• **What to do**: Every record below, from first to last: print it exactly as shown.

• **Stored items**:
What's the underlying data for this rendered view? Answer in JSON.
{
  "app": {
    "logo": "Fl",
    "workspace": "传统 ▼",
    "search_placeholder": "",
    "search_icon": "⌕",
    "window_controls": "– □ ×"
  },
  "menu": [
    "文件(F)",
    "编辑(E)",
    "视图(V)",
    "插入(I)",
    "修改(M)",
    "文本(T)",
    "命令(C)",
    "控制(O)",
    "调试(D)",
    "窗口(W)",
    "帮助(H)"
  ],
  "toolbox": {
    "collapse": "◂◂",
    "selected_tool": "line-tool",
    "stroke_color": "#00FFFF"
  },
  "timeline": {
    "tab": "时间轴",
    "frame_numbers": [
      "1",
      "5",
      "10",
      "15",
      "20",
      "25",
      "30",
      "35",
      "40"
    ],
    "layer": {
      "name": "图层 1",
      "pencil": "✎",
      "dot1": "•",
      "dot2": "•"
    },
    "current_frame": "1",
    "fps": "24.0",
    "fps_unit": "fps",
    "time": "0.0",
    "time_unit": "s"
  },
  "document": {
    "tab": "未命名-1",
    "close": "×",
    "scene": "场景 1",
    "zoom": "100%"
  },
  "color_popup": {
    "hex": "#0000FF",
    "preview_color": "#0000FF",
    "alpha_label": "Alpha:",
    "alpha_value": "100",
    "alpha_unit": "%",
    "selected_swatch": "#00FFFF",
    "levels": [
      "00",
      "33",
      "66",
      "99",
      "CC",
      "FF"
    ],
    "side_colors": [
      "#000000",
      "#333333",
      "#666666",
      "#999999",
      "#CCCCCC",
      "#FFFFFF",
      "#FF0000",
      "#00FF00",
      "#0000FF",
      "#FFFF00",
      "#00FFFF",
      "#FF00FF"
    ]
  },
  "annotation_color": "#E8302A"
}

• **Result below**:
What's the underlying data for this rendered view? Answer in JSON.
{
  "app": {
    "logo": "Fl",
    "workspace": "传统 ▼",
    "search_placeholder": "",
    "search_icon": "⌕",
    "window_controls": "– □ ×"
  },
  "menu": [
    "文件(F)",
    "编辑(E)",
    "视图(V)",
    "插入(I)",
    "修改(M)",
    "文本(T)",
    "命令(C)",
    "控制(O)",
    "调试(D)",
    "窗口(W)",
    "帮助(H)"
  ],
  "toolbox": {
    "collapse": "◂◂",
    "selected_tool": "line-tool",
    "stroke_color": "#00FFFF"
  },
  "timeline": {
    "tab": "时间轴",
    "frame_numbers": [
      "1",
      "5",
      "10",
      "15",
      "20",
      "25",
      "30",
      "35",
      "40"
    ],
    "layer": {
      "name": "图层 1",
      "pencil": "✎",
      "dot1": "•",
      "dot2": "•"
    },
    "current_frame": "1",
    "fps": "24.0",
    "fps_unit": "fps",
    "time": "0.0",
    "time_unit": "s"
  },
  "document": {
    "tab": "未命名-1",
    "close": "×",
    "scene": "场景 1",
    "zoom": "100%"
  },
  "color_popup": {
    "hex": "#0000FF",
    "preview_color": "#0000FF",
    "alpha_label": "Alpha:",
    "alpha_value": "100",
    "alpha_unit": "%",
    "selected_swatch": "#00FFFF",
    "levels": [
      "00",
      "33",
      "66",
      "99",
      "CC",
      "FF"
    ],
    "side_colors": [
      "#000000",
      "#333333",
      "#666666",
      "#999999",
      "#CCCCCC",
      "#FFFFFF",
      "#FF0000",
      "#00FF00",
      "#0000FF",
      "#FFFF00",
      "#00FFFF",
      "#FF00FF"
    ]
  },
  "annotation_color": "#E8302A"
}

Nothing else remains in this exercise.